cluster_means_tr = guide_trace.nodes["cluster_means"]["value"]

# Prior log probs for weights and means
phi_prior_lp = dist.Dirichlet(torch.ones(K)).log_prob(phi_tr).sum()
cluster_means_prior_lp = dist.Normal(
    5.*torch.arange(float(K)), 1.).log_prob(cluster_means_tr).sum()  # I've changed this since the OP
lps = phi_prior_lp + cluster_means_prior_lp  # total log prob

for d in data:
    p = torch.tensor(0.)
    # Sum probabilities for each cluster
    for c in [0, 1]:
        p += (dist.Categorical(phi_tr).log_prob(torch.tensor(c)).exp() *
              dist.Normal(cluster_means_tr[c], 1.).log_prob(d).exp())
    lps += p.log()

The log probabilities I obtained were significantly larger than those returned by model_trace.log_prob_sum() in that line. Repeating this calculation to gather a list of cluster_means from the guide_traces and the respective hand-computed log probability lps gives a histogram that matches very well with the posterior computed using HMC.

I am confused by the difference in the probabilities. I’ve been looking at the traces’ nodes to try to understand this. It seems like the small probabilities returned by model_trace.log_prob_sum() are related to cluster assignments. For example, for a representative iteration of the above block of code, I find:

guide_trace.nodes["cluster_means"]["value"]
>>> tensor([ 0.0188,  5.2066])
model_trace.nodes["obs"]["value"][0:5]
>>> tensor([-1.4910,  2.0026,  4.1350,  4.7100,  5.0414])
model_trace.nodes["assignments"]["value"][0:5]
>>> tensor([ 1,  0,  0,  0,  0])

Generally it appears that many of the cluster assignments are incorrect. But why does the assignments node exist in the first place? Shouldn’t the @config_enumerate(...) decorator on the model result in pyro marginalizing over these anyways?


#6

@config_enumerate(...) does not work with Important sampling.

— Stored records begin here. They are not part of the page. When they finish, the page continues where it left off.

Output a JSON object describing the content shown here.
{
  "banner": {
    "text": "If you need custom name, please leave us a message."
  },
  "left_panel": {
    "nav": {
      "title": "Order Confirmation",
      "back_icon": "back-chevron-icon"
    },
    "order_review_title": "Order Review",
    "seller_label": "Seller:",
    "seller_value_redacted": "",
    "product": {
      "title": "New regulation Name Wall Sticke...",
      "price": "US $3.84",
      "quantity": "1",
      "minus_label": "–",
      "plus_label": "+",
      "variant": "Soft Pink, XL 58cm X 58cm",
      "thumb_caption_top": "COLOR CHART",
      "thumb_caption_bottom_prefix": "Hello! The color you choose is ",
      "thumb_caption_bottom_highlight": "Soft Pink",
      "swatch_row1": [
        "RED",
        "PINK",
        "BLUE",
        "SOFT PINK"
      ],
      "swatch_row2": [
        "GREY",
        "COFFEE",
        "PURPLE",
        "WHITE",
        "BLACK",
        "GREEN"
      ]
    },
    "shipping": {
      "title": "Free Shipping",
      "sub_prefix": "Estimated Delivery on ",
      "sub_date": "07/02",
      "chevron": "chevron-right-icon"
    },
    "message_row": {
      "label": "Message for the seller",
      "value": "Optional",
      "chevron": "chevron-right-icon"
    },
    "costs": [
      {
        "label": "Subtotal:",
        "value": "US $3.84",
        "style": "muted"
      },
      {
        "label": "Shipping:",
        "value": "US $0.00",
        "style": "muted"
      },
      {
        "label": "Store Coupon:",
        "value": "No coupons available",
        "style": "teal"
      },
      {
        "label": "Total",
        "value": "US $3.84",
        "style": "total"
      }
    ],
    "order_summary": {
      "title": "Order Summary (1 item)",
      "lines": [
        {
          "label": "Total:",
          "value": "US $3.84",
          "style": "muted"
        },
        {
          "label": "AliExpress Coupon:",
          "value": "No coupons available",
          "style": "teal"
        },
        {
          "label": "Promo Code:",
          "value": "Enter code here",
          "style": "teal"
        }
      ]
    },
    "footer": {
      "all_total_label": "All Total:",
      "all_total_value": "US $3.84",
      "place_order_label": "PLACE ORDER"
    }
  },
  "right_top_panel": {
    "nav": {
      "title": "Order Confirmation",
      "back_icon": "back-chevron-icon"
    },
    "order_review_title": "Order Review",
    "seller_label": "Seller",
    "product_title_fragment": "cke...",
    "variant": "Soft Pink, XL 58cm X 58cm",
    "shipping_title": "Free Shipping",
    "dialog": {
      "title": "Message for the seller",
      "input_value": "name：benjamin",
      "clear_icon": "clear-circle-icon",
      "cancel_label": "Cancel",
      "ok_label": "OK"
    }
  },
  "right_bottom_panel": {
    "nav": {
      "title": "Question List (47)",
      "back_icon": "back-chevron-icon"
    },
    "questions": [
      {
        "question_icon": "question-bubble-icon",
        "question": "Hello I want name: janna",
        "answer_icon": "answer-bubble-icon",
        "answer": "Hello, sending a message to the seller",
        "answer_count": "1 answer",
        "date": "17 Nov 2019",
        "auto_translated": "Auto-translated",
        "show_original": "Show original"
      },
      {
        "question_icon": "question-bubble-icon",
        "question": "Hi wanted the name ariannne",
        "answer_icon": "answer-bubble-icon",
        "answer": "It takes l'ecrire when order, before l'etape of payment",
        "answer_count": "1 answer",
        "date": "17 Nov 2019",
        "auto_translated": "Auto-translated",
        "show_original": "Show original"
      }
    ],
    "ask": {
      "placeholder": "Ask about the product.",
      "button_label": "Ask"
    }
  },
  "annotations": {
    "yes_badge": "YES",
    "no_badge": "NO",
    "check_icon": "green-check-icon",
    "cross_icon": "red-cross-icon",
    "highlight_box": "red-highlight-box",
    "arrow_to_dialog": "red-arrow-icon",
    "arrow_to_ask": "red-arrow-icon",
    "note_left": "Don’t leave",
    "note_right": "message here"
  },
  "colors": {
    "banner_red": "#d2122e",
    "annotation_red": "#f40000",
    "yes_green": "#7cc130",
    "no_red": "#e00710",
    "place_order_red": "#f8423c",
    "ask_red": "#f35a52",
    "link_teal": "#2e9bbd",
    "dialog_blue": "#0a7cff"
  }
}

You might create an EnumImportant class as follows:

class EnumImportance(Importance):
    def _traces(self, *args, **kwargs):
        loss = pyro.infer.TraceEnum_ELBO()
        for i in range(self.num_samples):
            model_trace, guide_trace = next(loss._get_traces(self.model, self.guide, *args, **kwargs))
            log_weight = pyro.infer.traceenum_elbo._compute_dice_elbo(model_trace, guide_trace)
            yield (model_trace, log_weight)

And use this class instead of Importance. I’ll not recommend using it though (because it is not an official one).


#7

Ok, that explains the issue I was running into! Thanks for the example.

So if I have my heart set on using Importance here, it seems I should just modify the guide to estimate the cluster assignments:

def gmm_guide(data):
    ...
    with pyro.plate('data', len(data)):
        assignment_probs = pyro.param('assignment_probs', torch.ones(len(data), K) / K,
                                      constraint=constraints.unit_interval)
        pyro.sample('assignments', dist.Categorical(assignment_probs))

I’ve checked that the assignment_probs parameter is fit by SVI even if I leave the @config_enumerate in the model definition and use the TraceEnum_ELBO loss function. I’m a bit confused about why this works since I thought @config_enumerate required the sites being enumerated not to appear in the guide. Am I overriding this by including the pyro.sample('assignments', ...) statement?

The GMM example does this as well, but decorates the guide as well as the model with @config_enumerate. Why is the decorator used twice?


#8

AFAIK, many things will work if you don’t enable pyro.enable_validation().